Exercise objective -
What lines of the data below hold "Finish"? Show them.

___ Records provided ___

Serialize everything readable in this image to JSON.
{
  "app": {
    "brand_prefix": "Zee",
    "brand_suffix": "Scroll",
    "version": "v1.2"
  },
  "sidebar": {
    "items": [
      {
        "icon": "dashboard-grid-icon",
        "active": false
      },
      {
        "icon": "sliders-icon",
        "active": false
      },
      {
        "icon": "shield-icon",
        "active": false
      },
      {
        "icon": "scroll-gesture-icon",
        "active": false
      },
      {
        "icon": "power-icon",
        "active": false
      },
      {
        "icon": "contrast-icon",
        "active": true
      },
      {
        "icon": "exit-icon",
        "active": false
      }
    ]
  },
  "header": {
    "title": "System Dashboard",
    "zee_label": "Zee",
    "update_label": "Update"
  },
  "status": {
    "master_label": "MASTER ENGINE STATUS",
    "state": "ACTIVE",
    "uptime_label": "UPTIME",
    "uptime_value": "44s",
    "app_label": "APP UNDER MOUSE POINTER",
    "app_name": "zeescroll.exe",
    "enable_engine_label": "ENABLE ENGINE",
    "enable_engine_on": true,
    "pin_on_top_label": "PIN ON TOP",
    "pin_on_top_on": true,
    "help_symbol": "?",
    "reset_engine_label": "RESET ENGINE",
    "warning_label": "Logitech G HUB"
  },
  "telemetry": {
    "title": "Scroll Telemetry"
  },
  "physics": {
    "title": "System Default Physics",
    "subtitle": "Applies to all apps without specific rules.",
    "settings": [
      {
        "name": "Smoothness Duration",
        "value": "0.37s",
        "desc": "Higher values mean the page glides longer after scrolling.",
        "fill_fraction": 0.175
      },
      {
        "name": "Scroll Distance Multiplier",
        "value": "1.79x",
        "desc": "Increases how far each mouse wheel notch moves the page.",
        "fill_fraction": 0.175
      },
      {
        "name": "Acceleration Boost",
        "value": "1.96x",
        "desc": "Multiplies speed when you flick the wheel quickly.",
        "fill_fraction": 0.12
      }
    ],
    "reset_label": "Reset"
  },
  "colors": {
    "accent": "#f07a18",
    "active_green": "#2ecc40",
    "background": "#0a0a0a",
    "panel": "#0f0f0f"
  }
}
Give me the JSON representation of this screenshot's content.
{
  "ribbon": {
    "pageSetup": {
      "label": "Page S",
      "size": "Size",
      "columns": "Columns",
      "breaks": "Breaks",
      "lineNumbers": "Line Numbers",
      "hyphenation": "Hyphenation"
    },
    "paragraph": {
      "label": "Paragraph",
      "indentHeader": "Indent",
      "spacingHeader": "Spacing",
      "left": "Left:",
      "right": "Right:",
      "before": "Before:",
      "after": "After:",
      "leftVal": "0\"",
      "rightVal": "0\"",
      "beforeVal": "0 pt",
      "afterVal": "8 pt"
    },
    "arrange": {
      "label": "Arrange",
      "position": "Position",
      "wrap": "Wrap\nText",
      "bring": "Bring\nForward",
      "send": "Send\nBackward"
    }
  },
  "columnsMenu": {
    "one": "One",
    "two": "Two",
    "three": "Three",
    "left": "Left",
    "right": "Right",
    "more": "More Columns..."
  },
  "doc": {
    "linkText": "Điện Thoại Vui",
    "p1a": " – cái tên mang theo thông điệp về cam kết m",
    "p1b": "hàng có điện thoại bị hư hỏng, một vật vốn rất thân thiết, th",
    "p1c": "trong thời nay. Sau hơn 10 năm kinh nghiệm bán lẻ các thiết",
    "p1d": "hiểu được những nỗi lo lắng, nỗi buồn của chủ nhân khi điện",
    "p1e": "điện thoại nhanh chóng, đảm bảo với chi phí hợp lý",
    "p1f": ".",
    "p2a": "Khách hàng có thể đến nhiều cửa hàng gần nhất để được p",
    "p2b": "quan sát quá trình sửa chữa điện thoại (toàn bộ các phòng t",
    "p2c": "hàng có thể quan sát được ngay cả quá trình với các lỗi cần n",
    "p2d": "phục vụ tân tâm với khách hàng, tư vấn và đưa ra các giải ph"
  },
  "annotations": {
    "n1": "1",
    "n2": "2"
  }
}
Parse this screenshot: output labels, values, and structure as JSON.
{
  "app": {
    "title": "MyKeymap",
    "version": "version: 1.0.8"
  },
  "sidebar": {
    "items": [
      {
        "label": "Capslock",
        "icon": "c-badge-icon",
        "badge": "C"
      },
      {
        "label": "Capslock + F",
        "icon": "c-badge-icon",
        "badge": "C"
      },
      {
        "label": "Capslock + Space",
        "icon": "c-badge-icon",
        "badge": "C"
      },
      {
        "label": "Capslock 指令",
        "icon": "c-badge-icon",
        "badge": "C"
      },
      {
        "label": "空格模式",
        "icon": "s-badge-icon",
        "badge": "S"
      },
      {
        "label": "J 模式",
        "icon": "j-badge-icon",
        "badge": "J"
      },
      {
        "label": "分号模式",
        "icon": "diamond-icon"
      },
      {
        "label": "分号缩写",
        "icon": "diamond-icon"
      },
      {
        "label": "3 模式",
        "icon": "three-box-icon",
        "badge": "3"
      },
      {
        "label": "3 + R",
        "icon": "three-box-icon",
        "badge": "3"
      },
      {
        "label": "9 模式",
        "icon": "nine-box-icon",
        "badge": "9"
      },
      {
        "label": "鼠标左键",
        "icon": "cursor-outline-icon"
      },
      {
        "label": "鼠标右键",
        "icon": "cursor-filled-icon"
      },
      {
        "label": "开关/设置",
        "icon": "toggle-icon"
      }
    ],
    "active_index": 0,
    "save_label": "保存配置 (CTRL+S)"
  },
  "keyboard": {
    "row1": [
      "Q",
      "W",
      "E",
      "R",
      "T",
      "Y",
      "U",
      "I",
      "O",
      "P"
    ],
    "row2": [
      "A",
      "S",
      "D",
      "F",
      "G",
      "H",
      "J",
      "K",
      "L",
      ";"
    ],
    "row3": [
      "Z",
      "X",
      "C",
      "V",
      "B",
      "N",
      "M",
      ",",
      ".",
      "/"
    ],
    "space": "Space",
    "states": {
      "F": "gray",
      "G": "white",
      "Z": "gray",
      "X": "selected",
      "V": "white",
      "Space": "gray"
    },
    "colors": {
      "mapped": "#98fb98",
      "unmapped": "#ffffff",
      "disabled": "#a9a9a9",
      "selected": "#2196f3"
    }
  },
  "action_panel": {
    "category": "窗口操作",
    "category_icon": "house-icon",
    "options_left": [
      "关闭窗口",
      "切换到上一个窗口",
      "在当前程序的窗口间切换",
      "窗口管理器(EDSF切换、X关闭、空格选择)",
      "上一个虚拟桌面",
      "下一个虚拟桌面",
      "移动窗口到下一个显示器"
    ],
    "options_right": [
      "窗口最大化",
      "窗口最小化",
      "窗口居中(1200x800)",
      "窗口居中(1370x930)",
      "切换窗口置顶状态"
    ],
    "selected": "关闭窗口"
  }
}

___
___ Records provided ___

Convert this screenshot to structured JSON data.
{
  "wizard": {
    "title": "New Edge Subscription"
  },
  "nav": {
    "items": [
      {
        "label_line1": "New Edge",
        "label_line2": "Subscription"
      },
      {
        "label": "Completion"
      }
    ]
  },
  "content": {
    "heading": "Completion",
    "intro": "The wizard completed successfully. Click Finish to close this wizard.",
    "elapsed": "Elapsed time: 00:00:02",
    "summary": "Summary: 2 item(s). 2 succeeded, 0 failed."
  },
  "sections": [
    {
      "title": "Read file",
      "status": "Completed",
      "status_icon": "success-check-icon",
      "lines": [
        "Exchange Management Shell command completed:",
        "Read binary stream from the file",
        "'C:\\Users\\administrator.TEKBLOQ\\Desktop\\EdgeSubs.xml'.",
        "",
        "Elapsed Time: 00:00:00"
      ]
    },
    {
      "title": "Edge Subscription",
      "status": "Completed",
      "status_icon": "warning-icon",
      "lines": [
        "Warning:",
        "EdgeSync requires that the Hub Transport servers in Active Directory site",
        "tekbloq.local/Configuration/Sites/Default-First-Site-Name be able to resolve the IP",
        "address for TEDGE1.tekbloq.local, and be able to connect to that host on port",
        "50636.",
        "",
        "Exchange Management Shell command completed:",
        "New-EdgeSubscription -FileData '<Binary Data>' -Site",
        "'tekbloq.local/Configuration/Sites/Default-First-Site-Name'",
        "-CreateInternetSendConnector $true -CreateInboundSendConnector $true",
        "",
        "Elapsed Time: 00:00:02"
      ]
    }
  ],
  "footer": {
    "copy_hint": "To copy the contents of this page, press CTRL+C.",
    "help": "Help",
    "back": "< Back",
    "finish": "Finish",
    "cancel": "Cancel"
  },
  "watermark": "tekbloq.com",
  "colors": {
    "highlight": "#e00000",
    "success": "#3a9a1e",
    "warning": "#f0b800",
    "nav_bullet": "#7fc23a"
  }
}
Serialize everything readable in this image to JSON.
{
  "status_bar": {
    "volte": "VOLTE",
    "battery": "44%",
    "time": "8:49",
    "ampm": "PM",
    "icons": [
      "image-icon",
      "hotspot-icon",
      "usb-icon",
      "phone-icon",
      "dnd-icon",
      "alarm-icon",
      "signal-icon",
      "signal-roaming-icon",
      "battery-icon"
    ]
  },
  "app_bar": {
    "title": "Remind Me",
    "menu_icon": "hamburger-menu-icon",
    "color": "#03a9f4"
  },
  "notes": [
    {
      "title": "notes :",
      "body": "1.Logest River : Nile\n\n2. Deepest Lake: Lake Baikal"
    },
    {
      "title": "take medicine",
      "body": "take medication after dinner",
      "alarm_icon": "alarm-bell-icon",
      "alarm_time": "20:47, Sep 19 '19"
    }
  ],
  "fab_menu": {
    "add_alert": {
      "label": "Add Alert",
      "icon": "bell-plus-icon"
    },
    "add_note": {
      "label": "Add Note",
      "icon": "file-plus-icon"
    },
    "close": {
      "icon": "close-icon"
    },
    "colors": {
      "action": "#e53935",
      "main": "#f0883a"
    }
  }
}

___

Answer to the problem -
    "intro": "The wizard completed successfully. Click Finish to close this wizard.",
    "finish": "Finish",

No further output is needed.